Good news from our printing presses: Sierra magazine’s paper is now as eco-friendly as it gets. Starting this summer, issues will be printed on recycled, FSC-certified paper. Chuck Baldwin, the magazine’s associate director of operations, spent six years looking for the perfect pages. And while there’s rarely such a thing as perfection during a quest for sustainability, here’s why the new paper comes pretty close:
It’s recycled. Every page will contain at least 90% recycled fiber and 30% post-consumer waste. FutureMark is the only company in America that offers magazine-quality paper with up to 100% recycled content. Using EDF’s paper calculator, company officials estimate that they divert more than 200 million pounds from landfills every year, and in doing so, save more than 2 million trees.

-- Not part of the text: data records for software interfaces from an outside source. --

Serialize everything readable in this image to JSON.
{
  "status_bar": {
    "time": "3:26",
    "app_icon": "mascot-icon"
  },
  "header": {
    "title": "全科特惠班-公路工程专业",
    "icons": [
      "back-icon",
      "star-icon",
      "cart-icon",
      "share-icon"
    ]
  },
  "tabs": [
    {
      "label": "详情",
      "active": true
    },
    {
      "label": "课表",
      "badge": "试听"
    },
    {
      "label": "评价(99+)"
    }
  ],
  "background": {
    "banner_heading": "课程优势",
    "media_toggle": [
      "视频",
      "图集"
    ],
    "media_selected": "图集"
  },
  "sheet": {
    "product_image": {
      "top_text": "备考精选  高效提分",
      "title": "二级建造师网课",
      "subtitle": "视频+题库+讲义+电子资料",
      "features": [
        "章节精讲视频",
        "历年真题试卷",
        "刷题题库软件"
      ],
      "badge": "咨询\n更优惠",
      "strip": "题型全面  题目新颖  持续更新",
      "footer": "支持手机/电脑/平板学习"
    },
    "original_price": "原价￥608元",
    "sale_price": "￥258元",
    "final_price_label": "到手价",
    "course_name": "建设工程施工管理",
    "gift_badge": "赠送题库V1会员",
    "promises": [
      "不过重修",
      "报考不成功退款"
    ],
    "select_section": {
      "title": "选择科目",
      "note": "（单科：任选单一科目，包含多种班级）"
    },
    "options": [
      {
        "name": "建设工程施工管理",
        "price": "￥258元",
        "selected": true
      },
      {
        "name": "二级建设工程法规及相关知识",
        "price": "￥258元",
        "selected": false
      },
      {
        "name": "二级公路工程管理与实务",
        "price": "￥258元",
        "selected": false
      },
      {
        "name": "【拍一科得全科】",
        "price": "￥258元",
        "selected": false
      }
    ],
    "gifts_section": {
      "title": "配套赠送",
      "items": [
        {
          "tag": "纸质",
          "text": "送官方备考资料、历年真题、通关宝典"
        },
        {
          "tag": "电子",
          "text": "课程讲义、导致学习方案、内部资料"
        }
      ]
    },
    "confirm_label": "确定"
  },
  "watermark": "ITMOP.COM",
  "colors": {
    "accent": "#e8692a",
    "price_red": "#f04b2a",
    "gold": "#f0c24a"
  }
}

It stays local. Our new paper also keeps Sierra’s carbon footprint low. The paper is recycled from the “urban forest” of Chicago, processed in the Alsip Mill right outside the city, and printed in Sussex, Wisconsin, less than a three-hour drive away.
It’s conservationist. The Alsip mill uses the latest clean technology, which has already lowered the plant’s VOC emissions by 90% in the last 10 years, and saves 800 million gallons of wastewater every year. During the recycling process, washed-out ink and other residues are collected and used to make landscape cover. FSC certification means that any new fiber content is produced and harvested in responsible ways.
It’s socially responsible. For a company to be FSC-certified, it doesn’t just have to respect the forests, but also the people who depend on them. FSC’s 10 basic principles include protecting indigenous peoples’ rights.
It’s affordable. Cost is often a prohibitive factor for buying good-quality recycled paper, but Baldwin predicts that Sierra will actually save money by switching, thanks to FutureMark’s efficient processes. Unlike large multinational companies, FutureMark is young and focused.
The result? Sierra will be brighter, whiter, and will just feel better. So when you sit down to read about our earth, remember where the paper came from. And when you’re done, pass it along or put it in the recycling bin.
This article was originally published by Sierra Club.